Over extended periods of time, tires may develop flat spots due to the weight of the vehicle pressing down on their contact patches. Although this issue affects certain types of tires more strongly than others, it’s nevertheless wise to inflate the tires to the recommended pressure before putting your vehicle into long-term storage. Alternatively—and especially if you’re planning to leave your car unattended for more than 30 days—you may wish to remove the wheels and keep your car safely propped up on jack stands. This process will obviously require more work before and after taking your car out of storage, but can net great benefits in terms of tire longevity. If this latter option isn’t possible and you must instead keep the car on its wheels, don’t use the parking brake to keep the car stopped! Instead, purchase durable tire stoppers which will prevent your car from moving.

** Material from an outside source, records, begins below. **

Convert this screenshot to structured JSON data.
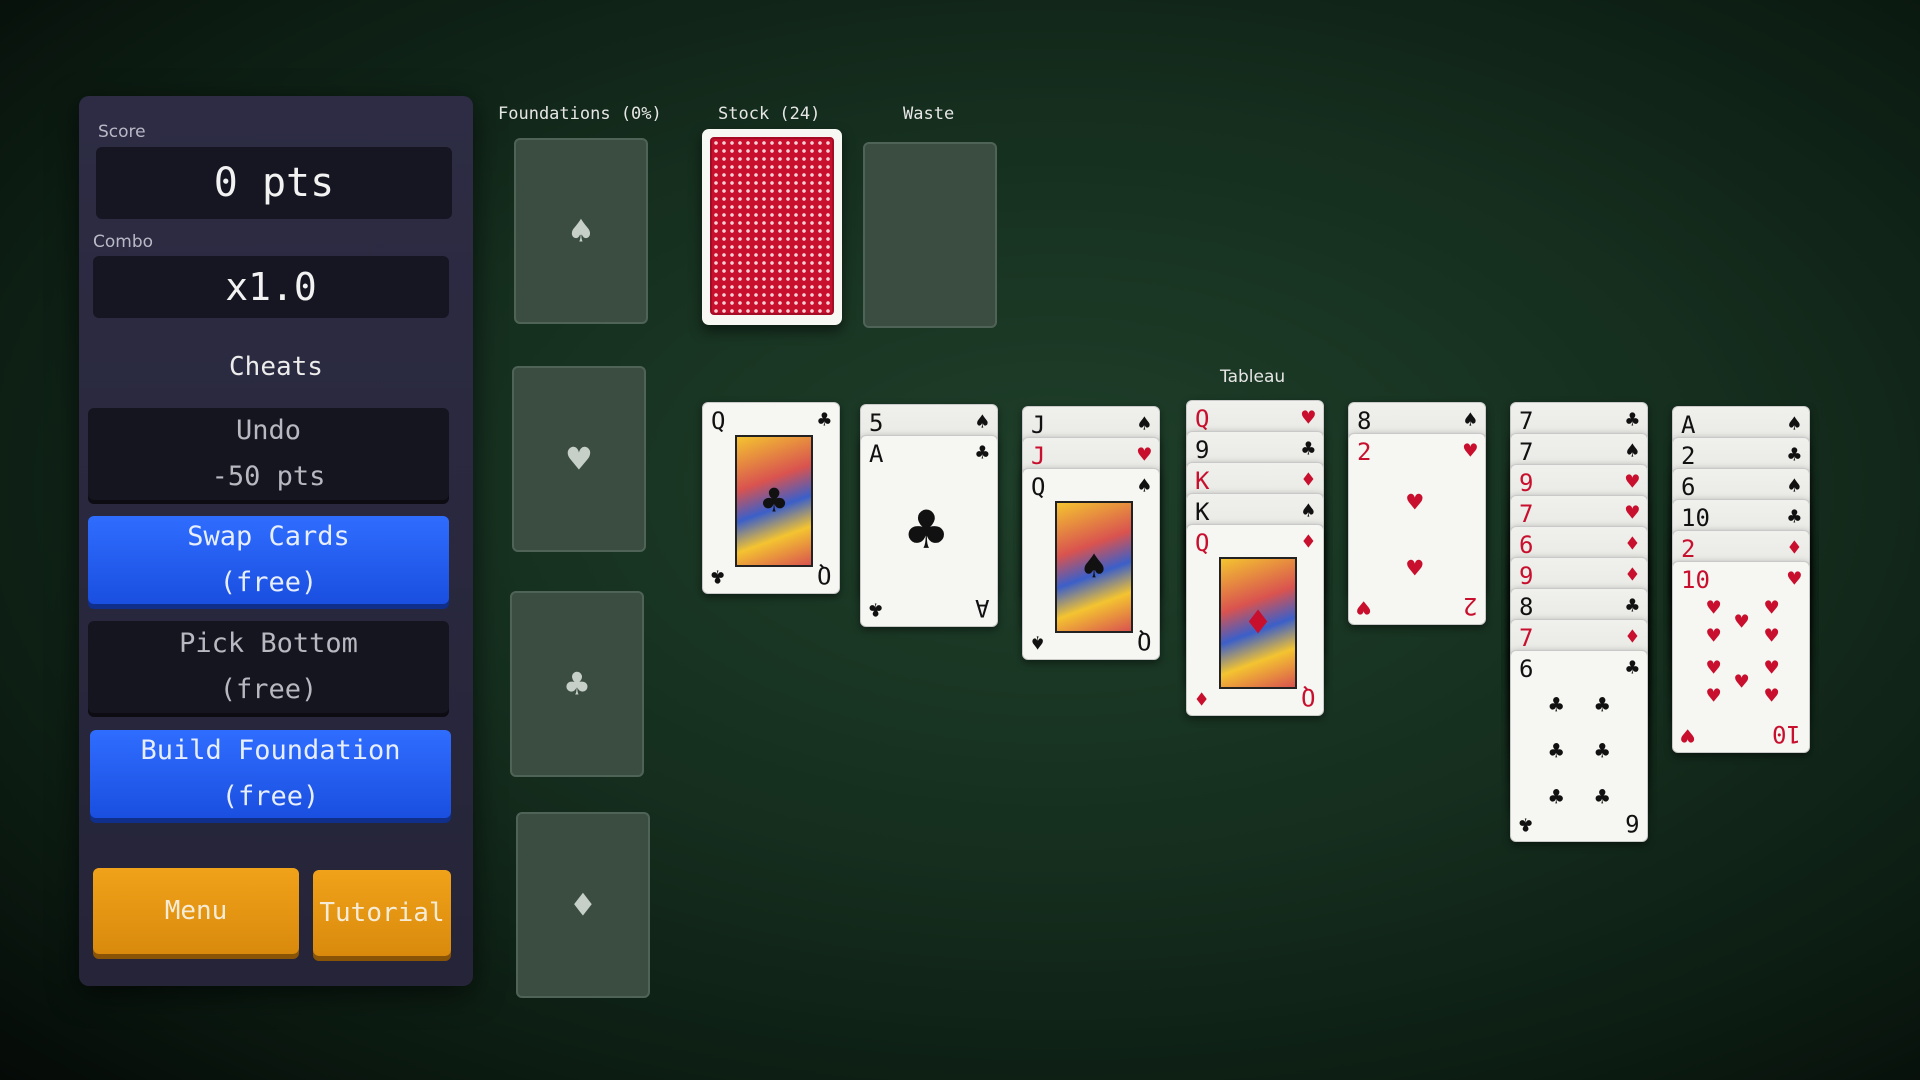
{
  "panel": {
    "score_label": "Score",
    "score_value": "0 pts",
    "combo_label": "Combo",
    "combo_value": "x1.0",
    "cheats_title": "Cheats",
    "undo_label": "Undo",
    "undo_cost": "-50 pts",
    "swap_label": "Swap Cards",
    "swap_cost": "(free)",
    "pick_label": "Pick Bottom",
    "pick_cost": "(free)",
    "build_label": "Build Foundation",
    "build_cost": "(free)",
    "menu_label": "Menu",
    "tutorial_label": "Tutorial"
  },
  "board": {
    "foundations_label": "Foundations (0%)",
    "stock_label": "Stock (24)",
    "waste_label": "Waste",
    "tableau_label": "Tableau",
    "foundation_suits": [
      "♠",
      "♥",
      "♣",
      "♦"
    ]
  },
  "tableau": [
    {
      "stack": [],
      "top": {
        "rank": "Q",
        "suit": "♣",
        "color": "black",
        "type": "face"
      }
    },
    {
      "stack": [
        {
          "rank": "5",
          "suit": "♠",
          "color": "black"
        }
      ],
      "top": {
        "rank": "A",
        "suit": "♣",
        "color": "black",
        "type": "ace"
      }
    },
    {
      "stack": [
        {
          "rank": "J",
          "suit": "♠",
          "color": "black"
        },
        {
          "rank": "J",
          "suit": "♥",
          "color": "red"
        }
      ],
      "top": {
        "rank": "Q",
        "suit": "♠",
        "color": "black",
        "type": "face"
      }
    },
    {
      "stack": [
        {
          "rank": "Q",
          "suit": "♥",
          "color": "red"
        },
        {
          "rank": "9",
          "suit": "♣",
          "color": "black"
        },
        {
          "rank": "K",
          "suit": "♦",
          "color": "red"
        },
        {
          "rank": "K",
          "suit": "♠",
          "color": "black"
        }
      ],
      "top": {
        "rank": "Q",
        "suit": "♦",
        "color": "red",
        "type": "face"
      }
    },
    {
      "stack": [
        {
          "rank": "8",
          "suit": "♠",
          "color": "black"
        }
      ],
      "top": {
        "rank": "2",
        "suit": "♥",
        "color": "red",
        "type": "two"
      }
    },
    {
      "stack": [
        {
          "rank": "7",
          "suit": "♣",
          "color": "black"
        },
        {
          "rank": "7",
          "suit": "♠",
          "color": "black"
        },
        {
          "rank": "9",
          "suit": "♥",
          "color": "red"
        },
        {
          "rank": "7",
          "suit": "♥",
          "color": "red"
        },
        {
          "rank": "6",
          "suit": "♦",
          "color": "red"
        },
        {
          "rank": "9",
          "suit": "♦",
          "color": "red"
        },
        {
          "rank": "8",
          "suit": "♣",
          "color": "black"
        },
        {
          "rank": "7",
          "suit": "♦",
          "color": "red"
        }
      ],
      "top": {
        "rank": "6",
        "suit": "♣",
        "color": "black",
        "type": "six"
      }
    },
    {
      "stack": [
        {
          "rank": "A",
          "suit": "♠",
          "color": "black"
        },
        {
          "rank": "2",
          "suit": "♣",
          "color": "black"
        },
        {
          "rank": "6",
          "suit": "♠",
          "color": "black"
        },
        {
          "rank": "10",
          "suit": "♣",
          "color": "black"
        },
        {
          "rank": "2",
          "suit": "♦",
          "color": "red"
        }
      ],
      "top": {
        "rank": "10",
        "suit": "♥",
        "color": "red",
        "type": "ten"
      }
    }
  ]
}
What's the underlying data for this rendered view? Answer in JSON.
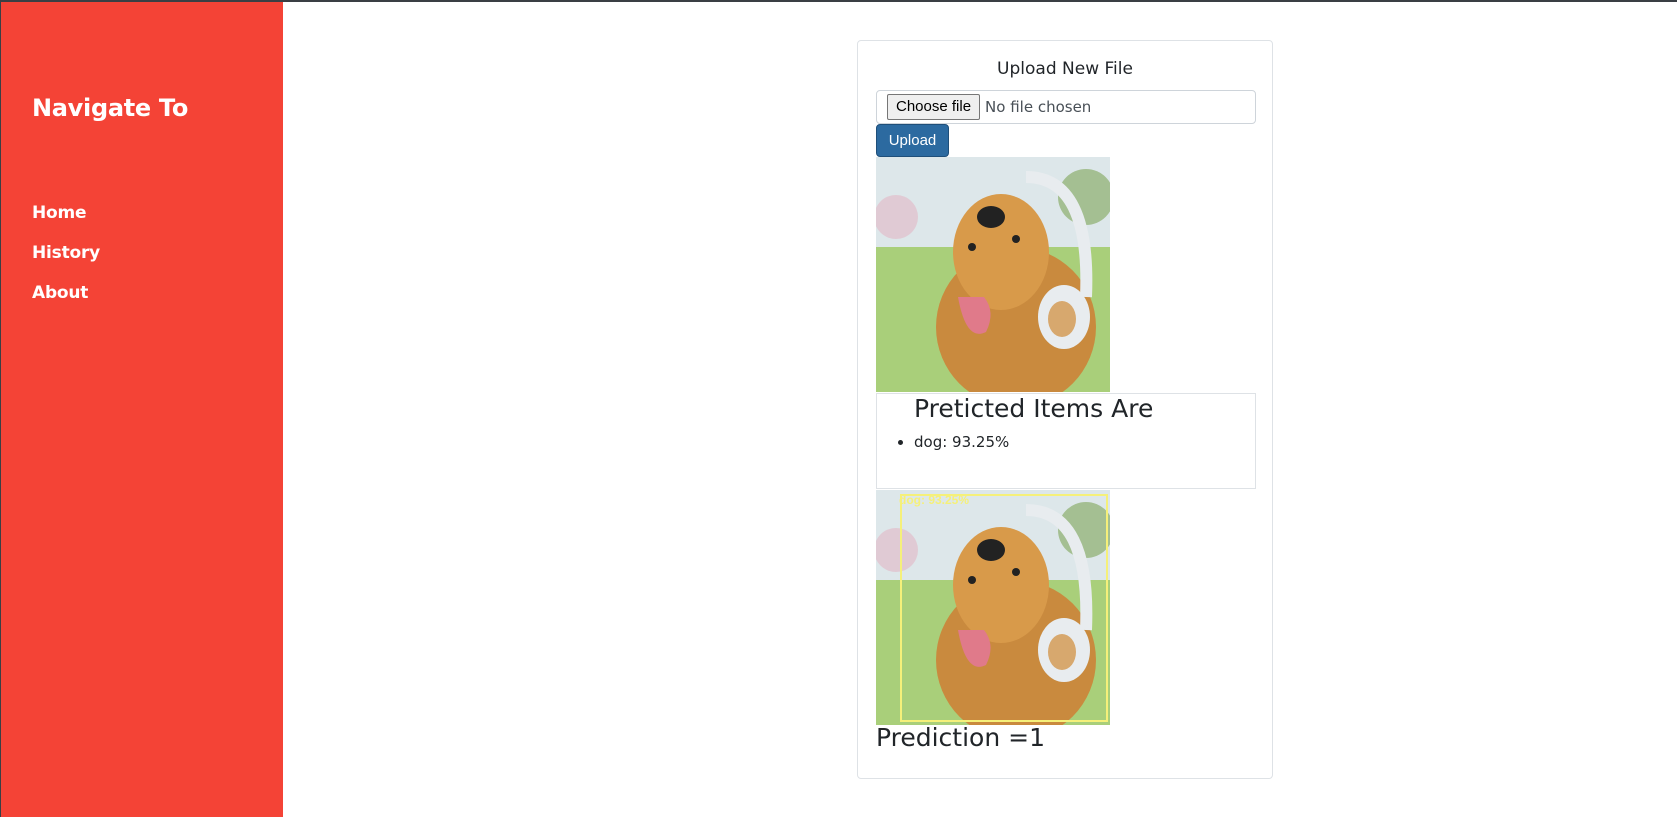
{
  "sidebar": {
    "title": "Navigate To",
    "items": [
      {
        "label": "Home"
      },
      {
        "label": "History"
      },
      {
        "label": "About"
      }
    ]
  },
  "upload": {
    "heading": "Upload New File",
    "choose_button": "Choose file",
    "file_status": "No file chosen",
    "upload_button": "Upload"
  },
  "results": {
    "title": "Preticted Items Are",
    "items": [
      "dog: 93.25%"
    ],
    "bbox_label": "dog: 93.25%"
  },
  "prediction": "Prediction =1",
  "colors": {
    "sidebar": "#f44336",
    "upload_button": "#2c6aa0",
    "bbox": "#f5f07a"
  }
}
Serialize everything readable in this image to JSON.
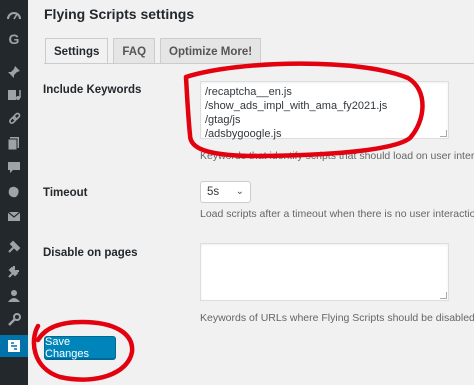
{
  "sidebar": {
    "icons": [
      "dashboard-icon",
      "google-icon",
      "pin-icon",
      "media-icon",
      "links-icon",
      "pages-icon",
      "comments-icon",
      "appearance-icon",
      "email-icon",
      "tools-icon",
      "plugins-icon",
      "users-icon",
      "wrench-icon",
      "settings-icon"
    ],
    "active_color": "#0073aa",
    "background": "#23282d"
  },
  "page": {
    "title": "Flying Scripts settings"
  },
  "tabs": [
    {
      "label": "Settings",
      "active": true
    },
    {
      "label": "FAQ",
      "active": false
    },
    {
      "label": "Optimize More!",
      "active": false
    }
  ],
  "fields": {
    "include_keywords": {
      "label": "Include Keywords",
      "lines": [
        "/recaptcha__en.js",
        "/show_ads_impl_with_ama_fy2021.js",
        "/gtag/js",
        "/adsbygoogle.js"
      ],
      "description": "Keywords that identify scripts that should load on user interact"
    },
    "timeout": {
      "label": "Timeout",
      "value": "5s",
      "description": "Load scripts after a timeout when there is no user interaction"
    },
    "disable_on_pages": {
      "label": "Disable on pages",
      "value": "",
      "description": "Keywords of URLs where Flying Scripts should be disabled"
    }
  },
  "save_button": {
    "label": "Save Changes",
    "color": "#0085ba"
  },
  "annotation_color": "#e3000f"
}
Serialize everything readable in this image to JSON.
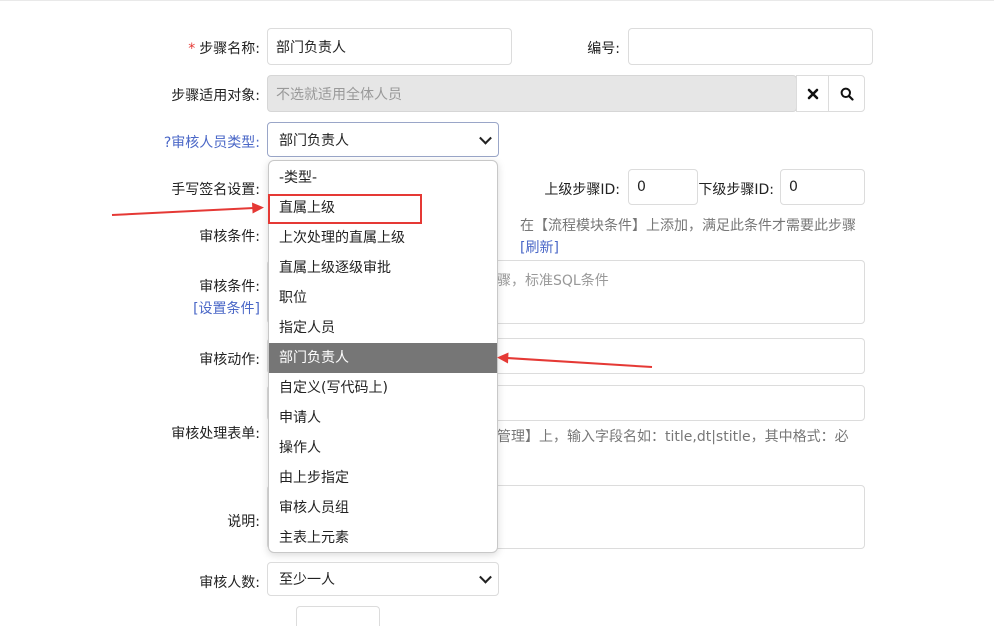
{
  "form": {
    "step_name": {
      "required_mark": "*",
      "label": "步骤名称:",
      "value": "部门负责人"
    },
    "number": {
      "label": "编号:",
      "value": ""
    },
    "target": {
      "label": "步骤适用对象:",
      "placeholder": "不选就适用全体人员",
      "clear_icon": "close-icon",
      "search_icon": "search-icon"
    },
    "reviewer_type": {
      "label": "?审核人员类型:",
      "selected": "部门负责人"
    },
    "handwriting": {
      "label": "手写签名设置:"
    },
    "upper_step": {
      "label": "上级步骤ID:",
      "value": "0"
    },
    "lower_step": {
      "label": "下级步骤ID:",
      "value": "0"
    },
    "condition1": {
      "label": "审核条件:",
      "hint": "在【流程模块条件】上添加，满足此条件才需要此步骤",
      "refresh_link": "[刷新]"
    },
    "condition2": {
      "label": "审核条件:",
      "set_link": "[设置条件]",
      "placeholder_partial": "骤，标准SQL条件"
    },
    "action": {
      "label": "审核动作:"
    },
    "form_handle": {
      "label": "审核处理表单:",
      "hint_partial": "管理】上，输入字段名如：title,dt|stitle，其中格式：必"
    },
    "description": {
      "label": "说明:"
    },
    "reviewer_count": {
      "label": "审核人数:",
      "selected": "至少一人"
    }
  },
  "dropdown": {
    "options": [
      "-类型-",
      "直属上级",
      "上次处理的直属上级",
      "直属上级逐级审批",
      "职位",
      "指定人员",
      "部门负责人",
      "自定义(写代码上)",
      "申请人",
      "操作人",
      "由上步指定",
      "审核人员组",
      "主表上元素"
    ],
    "highlighted_option": "直属上级",
    "selected_option": "部门负责人"
  },
  "colors": {
    "annotation": "#e53935",
    "selected_bg": "#767676",
    "link": "#4a67c7"
  }
}
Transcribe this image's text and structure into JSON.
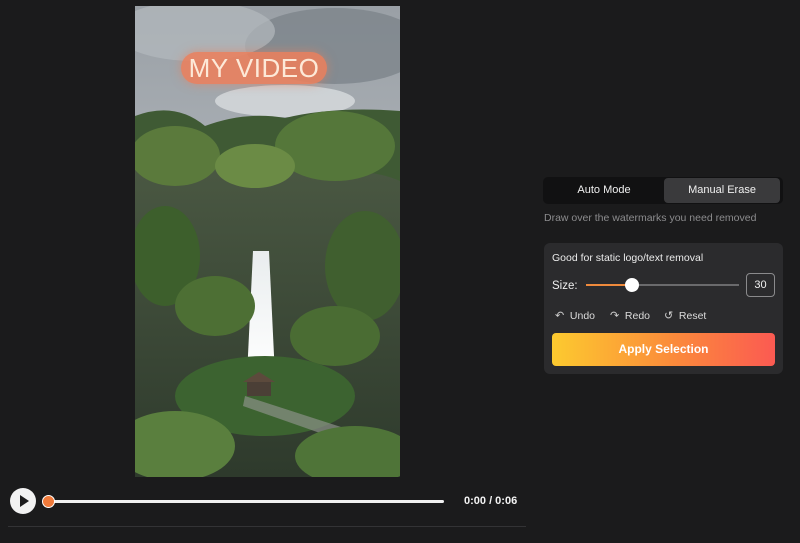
{
  "video": {
    "watermark_text": "MY VIDEO",
    "description_icon": "video-frame"
  },
  "player": {
    "play_icon": "play-icon",
    "time": "0:00 / 0:06",
    "progress_fraction": 0.0
  },
  "modes": {
    "auto_label": "Auto Mode",
    "manual_label": "Manual Erase",
    "active": "manual"
  },
  "hint": "Draw over the watermarks you need removed",
  "erase_panel": {
    "title": "Good for static logo/text removal",
    "size_label": "Size:",
    "size_value": "30",
    "size_min": 0,
    "size_max": 100,
    "undo_label": "Undo",
    "redo_label": "Redo",
    "reset_label": "Reset",
    "undo_icon": "undo-arrow-icon",
    "redo_icon": "redo-arrow-icon",
    "reset_icon": "reset-icon",
    "apply_label": "Apply Selection"
  },
  "colors": {
    "accent": "#ef8a3c",
    "apply_gradient_start": "#fcca2f",
    "apply_gradient_end": "#fb5a52",
    "background": "#1b1b1c",
    "panel": "#2b2b2d"
  }
}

Just a few straightforward steps will ensure that your vehicle remains in tip-top shape even months into long-term storage: choose the best storage solution in your budget, take care of basic preliminary maintenance, and consider removing the wheels and propping your vehicle up on jack stands if you plan to leave it in storage for longer than 30 days. Careful planning now will prevent headaches in the future. We hope our quick guide has given you the tools and knowledge you need to confidently store your vehicle in the future if the need arises. If you have any further tips or suggestions, let us know in the comments below!
Previous Article Next Article